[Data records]
----

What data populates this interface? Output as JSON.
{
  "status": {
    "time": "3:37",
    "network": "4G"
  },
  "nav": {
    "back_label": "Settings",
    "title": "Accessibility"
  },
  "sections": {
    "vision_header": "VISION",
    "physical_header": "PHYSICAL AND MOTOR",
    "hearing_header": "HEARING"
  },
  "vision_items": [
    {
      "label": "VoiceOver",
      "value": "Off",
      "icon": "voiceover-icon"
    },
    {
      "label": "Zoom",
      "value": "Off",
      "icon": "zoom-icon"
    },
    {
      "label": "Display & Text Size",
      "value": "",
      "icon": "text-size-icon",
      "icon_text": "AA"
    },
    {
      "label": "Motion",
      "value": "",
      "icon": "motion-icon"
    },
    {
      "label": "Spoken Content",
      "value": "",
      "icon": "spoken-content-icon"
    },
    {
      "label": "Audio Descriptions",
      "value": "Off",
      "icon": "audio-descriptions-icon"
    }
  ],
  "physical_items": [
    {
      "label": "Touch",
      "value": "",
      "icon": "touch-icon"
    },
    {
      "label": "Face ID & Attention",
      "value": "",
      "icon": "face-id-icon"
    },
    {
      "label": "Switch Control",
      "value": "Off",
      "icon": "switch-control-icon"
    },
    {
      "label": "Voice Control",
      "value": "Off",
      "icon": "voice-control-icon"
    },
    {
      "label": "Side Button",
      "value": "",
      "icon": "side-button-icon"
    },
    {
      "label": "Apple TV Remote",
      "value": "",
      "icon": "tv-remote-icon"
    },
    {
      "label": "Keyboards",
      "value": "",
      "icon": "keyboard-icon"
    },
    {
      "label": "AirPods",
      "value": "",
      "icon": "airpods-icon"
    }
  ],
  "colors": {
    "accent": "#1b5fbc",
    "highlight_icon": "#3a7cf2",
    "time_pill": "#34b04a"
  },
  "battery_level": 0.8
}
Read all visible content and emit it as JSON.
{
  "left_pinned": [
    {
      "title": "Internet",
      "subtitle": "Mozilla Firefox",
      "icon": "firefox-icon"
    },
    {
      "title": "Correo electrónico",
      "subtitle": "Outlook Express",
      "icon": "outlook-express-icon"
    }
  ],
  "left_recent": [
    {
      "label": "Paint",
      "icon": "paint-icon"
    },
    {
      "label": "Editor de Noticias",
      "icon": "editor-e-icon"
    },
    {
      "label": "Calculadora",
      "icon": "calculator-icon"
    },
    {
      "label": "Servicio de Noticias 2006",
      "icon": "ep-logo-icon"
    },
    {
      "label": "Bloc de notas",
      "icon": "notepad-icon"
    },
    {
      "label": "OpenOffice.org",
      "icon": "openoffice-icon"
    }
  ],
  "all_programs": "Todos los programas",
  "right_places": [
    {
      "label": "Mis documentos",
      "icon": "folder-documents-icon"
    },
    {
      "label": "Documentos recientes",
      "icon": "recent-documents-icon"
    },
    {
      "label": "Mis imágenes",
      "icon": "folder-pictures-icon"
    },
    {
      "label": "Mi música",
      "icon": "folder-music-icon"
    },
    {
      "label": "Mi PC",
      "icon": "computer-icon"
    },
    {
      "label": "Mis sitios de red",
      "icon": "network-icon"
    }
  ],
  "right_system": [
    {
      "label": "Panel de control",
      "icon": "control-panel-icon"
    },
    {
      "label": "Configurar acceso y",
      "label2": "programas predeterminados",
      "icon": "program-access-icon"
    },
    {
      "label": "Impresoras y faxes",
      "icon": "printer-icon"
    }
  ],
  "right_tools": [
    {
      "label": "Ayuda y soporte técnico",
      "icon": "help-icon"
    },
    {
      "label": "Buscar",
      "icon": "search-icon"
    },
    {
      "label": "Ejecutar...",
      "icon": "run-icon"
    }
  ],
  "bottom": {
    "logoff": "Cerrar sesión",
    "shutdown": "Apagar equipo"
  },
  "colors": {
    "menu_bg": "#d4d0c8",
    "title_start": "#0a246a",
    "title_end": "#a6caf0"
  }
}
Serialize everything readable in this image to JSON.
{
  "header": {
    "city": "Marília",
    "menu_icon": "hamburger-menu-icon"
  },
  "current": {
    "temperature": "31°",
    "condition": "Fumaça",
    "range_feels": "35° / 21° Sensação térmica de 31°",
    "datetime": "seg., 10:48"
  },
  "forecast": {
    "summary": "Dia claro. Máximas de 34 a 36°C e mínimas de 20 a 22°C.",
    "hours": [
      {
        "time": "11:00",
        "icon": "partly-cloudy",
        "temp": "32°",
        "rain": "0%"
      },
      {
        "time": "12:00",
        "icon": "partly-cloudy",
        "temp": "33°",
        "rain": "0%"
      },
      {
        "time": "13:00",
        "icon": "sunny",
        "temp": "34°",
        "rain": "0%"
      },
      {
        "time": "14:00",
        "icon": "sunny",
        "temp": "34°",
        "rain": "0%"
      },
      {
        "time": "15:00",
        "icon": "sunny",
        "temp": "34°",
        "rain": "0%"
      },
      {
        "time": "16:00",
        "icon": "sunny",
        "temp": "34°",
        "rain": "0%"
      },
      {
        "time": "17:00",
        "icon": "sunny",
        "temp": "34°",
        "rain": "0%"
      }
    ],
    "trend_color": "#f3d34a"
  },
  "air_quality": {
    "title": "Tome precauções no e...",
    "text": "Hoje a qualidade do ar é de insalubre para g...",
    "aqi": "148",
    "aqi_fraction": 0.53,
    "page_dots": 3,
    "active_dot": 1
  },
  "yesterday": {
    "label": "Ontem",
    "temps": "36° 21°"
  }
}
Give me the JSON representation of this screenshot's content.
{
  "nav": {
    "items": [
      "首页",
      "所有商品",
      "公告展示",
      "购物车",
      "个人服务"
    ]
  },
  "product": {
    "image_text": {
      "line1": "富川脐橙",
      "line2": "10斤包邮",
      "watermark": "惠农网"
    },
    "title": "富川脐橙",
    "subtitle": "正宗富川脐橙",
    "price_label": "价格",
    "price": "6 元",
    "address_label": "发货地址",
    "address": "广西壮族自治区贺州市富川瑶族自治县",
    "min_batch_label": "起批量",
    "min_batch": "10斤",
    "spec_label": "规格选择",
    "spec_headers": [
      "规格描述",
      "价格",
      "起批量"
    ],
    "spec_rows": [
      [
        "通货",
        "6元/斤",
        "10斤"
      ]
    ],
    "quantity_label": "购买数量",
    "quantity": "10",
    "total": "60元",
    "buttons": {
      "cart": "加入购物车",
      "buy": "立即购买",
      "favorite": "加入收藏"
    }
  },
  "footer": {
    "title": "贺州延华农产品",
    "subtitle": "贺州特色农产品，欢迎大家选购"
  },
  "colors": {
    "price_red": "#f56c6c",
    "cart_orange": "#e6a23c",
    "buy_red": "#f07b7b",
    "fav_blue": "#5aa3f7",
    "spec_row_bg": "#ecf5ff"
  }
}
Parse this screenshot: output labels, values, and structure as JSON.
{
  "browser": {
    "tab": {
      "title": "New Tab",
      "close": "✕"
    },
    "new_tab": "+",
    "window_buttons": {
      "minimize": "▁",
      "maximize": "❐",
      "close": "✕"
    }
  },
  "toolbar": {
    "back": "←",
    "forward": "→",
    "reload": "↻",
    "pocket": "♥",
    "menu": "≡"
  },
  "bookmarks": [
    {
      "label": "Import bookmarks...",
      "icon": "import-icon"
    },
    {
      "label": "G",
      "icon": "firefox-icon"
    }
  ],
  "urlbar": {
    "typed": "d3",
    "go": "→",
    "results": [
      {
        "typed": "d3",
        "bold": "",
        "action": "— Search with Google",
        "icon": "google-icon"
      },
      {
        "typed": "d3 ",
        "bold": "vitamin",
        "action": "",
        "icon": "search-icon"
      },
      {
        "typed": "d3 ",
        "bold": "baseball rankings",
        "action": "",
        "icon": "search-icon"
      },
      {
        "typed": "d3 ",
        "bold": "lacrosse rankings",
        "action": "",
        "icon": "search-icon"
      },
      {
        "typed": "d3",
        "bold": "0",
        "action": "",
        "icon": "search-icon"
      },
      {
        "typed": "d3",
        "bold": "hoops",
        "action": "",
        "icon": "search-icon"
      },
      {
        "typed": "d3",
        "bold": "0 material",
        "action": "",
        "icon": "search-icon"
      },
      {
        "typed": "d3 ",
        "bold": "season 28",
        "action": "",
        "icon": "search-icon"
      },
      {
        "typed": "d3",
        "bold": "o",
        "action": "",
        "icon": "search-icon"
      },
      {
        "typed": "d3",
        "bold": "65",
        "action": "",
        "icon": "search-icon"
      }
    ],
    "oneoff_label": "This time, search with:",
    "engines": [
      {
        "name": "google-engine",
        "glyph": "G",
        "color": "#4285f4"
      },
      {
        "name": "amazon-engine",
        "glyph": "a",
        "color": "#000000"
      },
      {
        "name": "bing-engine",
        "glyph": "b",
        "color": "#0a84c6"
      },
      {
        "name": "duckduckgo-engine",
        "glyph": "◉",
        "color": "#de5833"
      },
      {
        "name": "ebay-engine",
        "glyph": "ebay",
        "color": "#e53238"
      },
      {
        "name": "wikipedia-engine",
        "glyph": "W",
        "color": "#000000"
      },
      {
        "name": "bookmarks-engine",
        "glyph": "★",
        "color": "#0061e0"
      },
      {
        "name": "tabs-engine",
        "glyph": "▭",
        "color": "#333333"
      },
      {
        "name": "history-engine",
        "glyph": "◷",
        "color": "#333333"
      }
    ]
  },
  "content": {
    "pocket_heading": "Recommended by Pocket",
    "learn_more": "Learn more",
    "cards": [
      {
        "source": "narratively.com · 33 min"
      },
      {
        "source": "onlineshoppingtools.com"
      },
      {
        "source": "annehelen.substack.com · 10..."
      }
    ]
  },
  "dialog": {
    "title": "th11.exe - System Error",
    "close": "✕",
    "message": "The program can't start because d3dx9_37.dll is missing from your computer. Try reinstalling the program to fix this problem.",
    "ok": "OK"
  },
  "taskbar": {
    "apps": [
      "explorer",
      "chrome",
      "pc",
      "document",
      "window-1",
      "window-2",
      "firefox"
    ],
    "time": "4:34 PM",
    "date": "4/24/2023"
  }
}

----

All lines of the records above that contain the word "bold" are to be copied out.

| Reply to the exercise |
        "bold": "",
        "bold": "vitamin",
        "bold": "baseball rankings",
        "bold": "lacrosse rankings",
        "bold": "0",
        "bold": "hoops",
        "bold": "0 material",
        "bold": "season 28",
        "bold": "o",
        "bold": "65",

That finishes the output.